ONCE upon a time in this column I wrote on the plight of our mine industry with regards to the popular phraseology of win win situation! I cited two examples of Namibia and Botswana that have always been on top of Africa's competitive indexes, be it in good governance, anti graft policies, sound management of their economies and others.
However my submission was based on a relatively late discovery of diamonds in Botswana that has shot up the country to be one of the leading countries in quality diamond production in the world. So as Namibia, whose economy hinges on mine industry providing 43% of its export contributing 20% of the country's Gross Domestic Product (GDP).
Botswana was once rated as one of the poorest countries in the world, thanks to its abundant mineral wealth discovered as late as 1967 and has now defied the poverty status of Botswana people.The large scale diamond production in Botswana started 26 years ago and has played a decisive role in contributing significantly to export earnings and employment of human resource thus uplifting the living standard of its people.
The exploration and development of mineral wealth is the results of sound competitive policy, regulatory framework, and provision of geo-security data that stimulated exploration and mining.In return, the mining industry took the challenge of social responsibility in terms of planning for the community involvement and empowering the indigenous people.
For both Namibia and Botswana, it was a win win situation for them. Comparatively, Tanzania is a giant with abundance of minerals and gas yet to be fully exploited.The booming mining industry emerging as the main driver of the Tanzania economy has always raised eyebrows to both the investors and the government when it comes to the real beneficiary of this industry.
Most of the African countries including Tanzania contend that the mining boom has failed to meet the high rising socio-economic expectations. But people refuse to agree that mining is enclave industry that mainly benefits countries by the way of increasing tax revenues rather through employment generation or promoting economic diversification. Also it takes so long for mining firm to be a project up and running and longer still to make it profitable.
The rapid growth of the mineral sector in Tanzania has been the results of the conducive geological environment, major economic reforms; mineral policy 1997, enactment of internationally competitive fiscal, legal regimes and political stability of the country.The Mining Policy also spelled out the role of government that would stimulate and guide private mining investment by administering, regulating and facilitating the growth of the sector through well organized and efficient institutional framework.
Last year I came across a document "The 2009/10 Mid-Year up date, Survey of Mining Companies" in the world authored by an internationally known Fraser Canadian Institute. The survey looks into exploration and development of minerals in different countries.The report was somewhat negative to Tanzania. It was reported that Tanzania had changed from a country encouraging foreign mining investment to one which actively discourages new investments, constantly harassing resident foreign miners and keeps changing the laws and regulations or abusing the operation of the current laws and regulations to the detriment of foreign miners and benefit of the government.

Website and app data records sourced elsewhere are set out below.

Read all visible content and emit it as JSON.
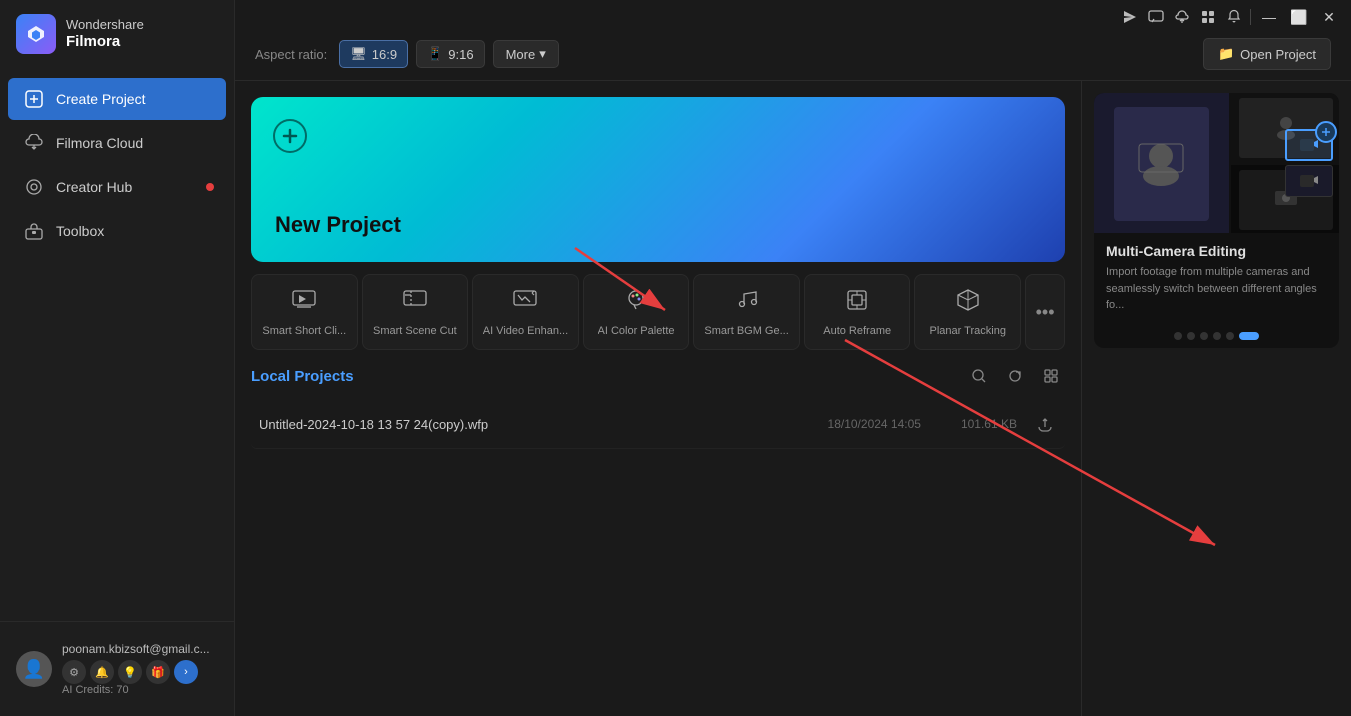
{
  "app": {
    "name1": "Wondershare",
    "name2": "Filmora"
  },
  "system_icons": [
    "send",
    "message",
    "cloud-upload",
    "grid",
    "bell"
  ],
  "window_controls": {
    "minimize": "—",
    "maximize": "⬜",
    "close": "✕"
  },
  "sidebar": {
    "items": [
      {
        "id": "create-project",
        "label": "Create Project",
        "icon": "➕",
        "active": true
      },
      {
        "id": "filmora-cloud",
        "label": "Filmora Cloud",
        "icon": "☁",
        "active": false
      },
      {
        "id": "creator-hub",
        "label": "Creator Hub",
        "icon": "◎",
        "active": false,
        "notification": true
      },
      {
        "id": "toolbox",
        "label": "Toolbox",
        "icon": "🧰",
        "active": false
      }
    ]
  },
  "user": {
    "email": "poonam.kbizsoft@gmail.c...",
    "ai_credits_label": "AI Credits: 70",
    "avatar_emoji": "👤"
  },
  "topbar": {
    "aspect_ratio_label": "Aspect ratio:",
    "aspect_16_9": "16:9",
    "aspect_9_16": "9:16",
    "more_label": "More",
    "open_project_label": "Open Project"
  },
  "new_project": {
    "label": "New Project"
  },
  "tools": [
    {
      "id": "smart-short-clip",
      "label": "Smart Short Cli...",
      "icon": "🎬"
    },
    {
      "id": "smart-scene-cut",
      "label": "Smart Scene Cut",
      "icon": "✂"
    },
    {
      "id": "ai-video-enhance",
      "label": "AI Video Enhan...",
      "icon": "✨"
    },
    {
      "id": "ai-color-palette",
      "label": "AI Color Palette",
      "icon": "🎨"
    },
    {
      "id": "smart-bgm-gen",
      "label": "Smart BGM Ge...",
      "icon": "🎵"
    },
    {
      "id": "auto-reframe",
      "label": "Auto Reframe",
      "icon": "📐"
    },
    {
      "id": "planar-tracking",
      "label": "Planar Tracking",
      "icon": "🔷"
    }
  ],
  "tools_more": "⋯",
  "local_projects": {
    "title": "Local Projects",
    "items": [
      {
        "name": "Untitled-2024-10-18 13 57 24(copy).wfp",
        "date": "18/10/2024 14:05",
        "size": "101.61 KB"
      }
    ]
  },
  "feature_card": {
    "title": "Multi-Camera Editing",
    "description": "Import footage from multiple cameras and seamlessly switch between different angles fo...",
    "dots": [
      0,
      1,
      2,
      3,
      4,
      5
    ],
    "active_dot": 5
  },
  "section_actions": {
    "search": "🔍",
    "refresh": "↻",
    "grid": "⊞"
  }
}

But the situation has changed now for the better! With new found of gas plus the abundance of minerals has placed Tanzania higher on the ladder and perhaps could be one of the leading countries in this industry. Africa is a home to 30% of global mineral reserves yet the geological risks are numerous and rising amidst competition for high-quality projects. Tanzania belongs to that bracket of doing well.
According to one of the recent documents, "Geopolitics of Mining in Africa" examining geopolitical risks investors should focus on when assessing the attractiveness of African linked mining stock, puts Tanzania together with Botswana and Ghana for Low Risk Geological Investment. What does this mean? Tanzania has scored high and may attract investors by virtue that it is low risk. Geological risks include high impact events that typical results in project delays and increased input and transaction costs.
Tanzania is said to be one of those countries that have made particularly noteworthy strides to reduce red tape in recent years, but weak rule of law, inefficient bureaucracies and endemic corruption remain widespread.Sometimes in other African countries, investors are forced to add corruption as another cost and risk of doing business in Africa.
The report which is basically known as "Key Investment Risk and Countries to Watch," cautions African countries that major advanced economies that needed resources could play producing countries against one another to access deposits with relative ease.This is because for the last few years the global demand of resources has risen sharply.
The balance of power has shifted to resources-rich countries which have become more aggressive in increasing their share of resources revenues often playing companies and countries against one another. There is empirical evidence suggesting that African countries are increasingly vulnerable to this trend.
Very confidently I can say that we have the right people at the helm of the Ministry of Energy and Minerals to keep on guard to these intrigues.Professor Muhongo is one of the top Geologists of this country and has a solid CV that was strong enough for him to secure UNESCO's top post in 2010 but his missing the post was a blessing in disguise so that he could lead this very strategic ministry bedevilled with all sorts of social ills. Names like Dr Shabani Nzori renowned international geologists had good words to say on Professor Muhongo's appointment and that leaves me in peace that he will do the needful for this country. God Bless.